Henrik Ibsen uses the technique of realism throughout A Doll's House as a means of explaining the oppression set on women during the Victorian era. Nora and Torvald's marriage, like many other marriages of the Victorian era, is presented realistically in the sense that their marriage is primarily built from romanticized illusions. Throughout the ...
The roles of men and women evolve over time. In 1879 the roles, obligations, and expectations of a man and woman were very different from those today. In A Doll’s House, Henrik Ibsen illustrates the reproachful role of women in society and how appearances can be deceiving.
A Doll’s House, a screenplay written by Henrik Ibsen during the 19th century showcases Nora a wife who is living, as any other woman, in an oppressed era for woman. A time when men ruled and women were docile obeying their husbands and fathers implicitly. Nora’s life is staged into itself. According to Ibsen’s play, there are little secrets that are told not only to ourselves but to those around us. Therefore, the ability to understand the changes as secrets unfold and the manipulation of lies told, take on new meaning.
Ibsen, Henrik. The Project Gutenberg EBook of a Doll's House. [EBook #2542]. The Project Gutenberg, 13 Dec. 2008. Web. 14 Mar. 2011. .
Ibsen, Henrik. A Doll House. The Bedford Introduction to Drama. Ed. Lee A. Jacobus.
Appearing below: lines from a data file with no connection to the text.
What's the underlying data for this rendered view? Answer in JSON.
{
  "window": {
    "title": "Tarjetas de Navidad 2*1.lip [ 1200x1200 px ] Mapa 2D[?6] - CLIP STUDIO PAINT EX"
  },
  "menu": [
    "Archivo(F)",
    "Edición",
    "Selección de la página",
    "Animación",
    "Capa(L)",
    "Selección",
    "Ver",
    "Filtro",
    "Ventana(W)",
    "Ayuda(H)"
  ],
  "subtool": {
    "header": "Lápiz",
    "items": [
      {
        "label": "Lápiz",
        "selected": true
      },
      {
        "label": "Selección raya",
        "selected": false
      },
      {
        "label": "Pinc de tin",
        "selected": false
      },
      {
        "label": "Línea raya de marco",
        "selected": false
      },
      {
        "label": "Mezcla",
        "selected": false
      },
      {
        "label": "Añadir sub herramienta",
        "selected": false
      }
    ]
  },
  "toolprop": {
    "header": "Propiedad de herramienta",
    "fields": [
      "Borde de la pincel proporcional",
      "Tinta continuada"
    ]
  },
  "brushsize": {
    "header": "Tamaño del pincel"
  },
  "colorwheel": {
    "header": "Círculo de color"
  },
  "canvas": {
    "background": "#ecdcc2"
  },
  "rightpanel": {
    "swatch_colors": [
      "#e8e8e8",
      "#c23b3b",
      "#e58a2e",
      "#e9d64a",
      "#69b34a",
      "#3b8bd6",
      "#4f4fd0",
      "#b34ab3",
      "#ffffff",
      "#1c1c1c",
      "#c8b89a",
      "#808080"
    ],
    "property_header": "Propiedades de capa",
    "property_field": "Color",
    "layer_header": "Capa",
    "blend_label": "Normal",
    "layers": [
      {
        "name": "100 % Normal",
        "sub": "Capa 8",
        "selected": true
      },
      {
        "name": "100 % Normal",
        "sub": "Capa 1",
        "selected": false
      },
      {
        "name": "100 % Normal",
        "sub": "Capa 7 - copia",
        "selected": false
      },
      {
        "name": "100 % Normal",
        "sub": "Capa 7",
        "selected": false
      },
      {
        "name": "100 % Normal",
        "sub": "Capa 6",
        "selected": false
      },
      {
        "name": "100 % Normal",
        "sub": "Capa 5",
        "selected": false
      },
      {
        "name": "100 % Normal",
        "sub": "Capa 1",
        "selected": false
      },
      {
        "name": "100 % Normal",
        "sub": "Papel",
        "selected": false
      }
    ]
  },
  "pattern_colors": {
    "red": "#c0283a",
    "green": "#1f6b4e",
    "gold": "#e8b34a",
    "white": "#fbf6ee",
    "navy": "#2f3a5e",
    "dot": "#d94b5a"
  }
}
Boston: Bedford/ST. Martin’s, 2001. 659 – 688.
Throughout A Doll’s House, Henrik Ibsen illustrates through an intriguing story how a once infantile-like woman gains independence and a life of her own. Ibsen creates a naturalistic drama that demonstrates how on the outside Nora and Torvald seam to have it all, but in reality their life together is empty. Instead of meaningful discussions, Torvald uses degrading pet names and meaningless talk to relate to Nora. Continuing to treat Nora like a pampered yet unimportant pet, Torvald thoroughly demonstrates how men of his era treat women as insignificant items to be possessed and shown off. While the Helmer household may have the appearance of being sociably acceptable, the marriage of Torvald and Nora was falling apart because of the lack of identity, love, and communication.
Ibsen, Henrik. "A Doll’s House." Perrine's Literature. Forth Worth: Harcourt Brace College Publishers, 1998. pp. 967-1023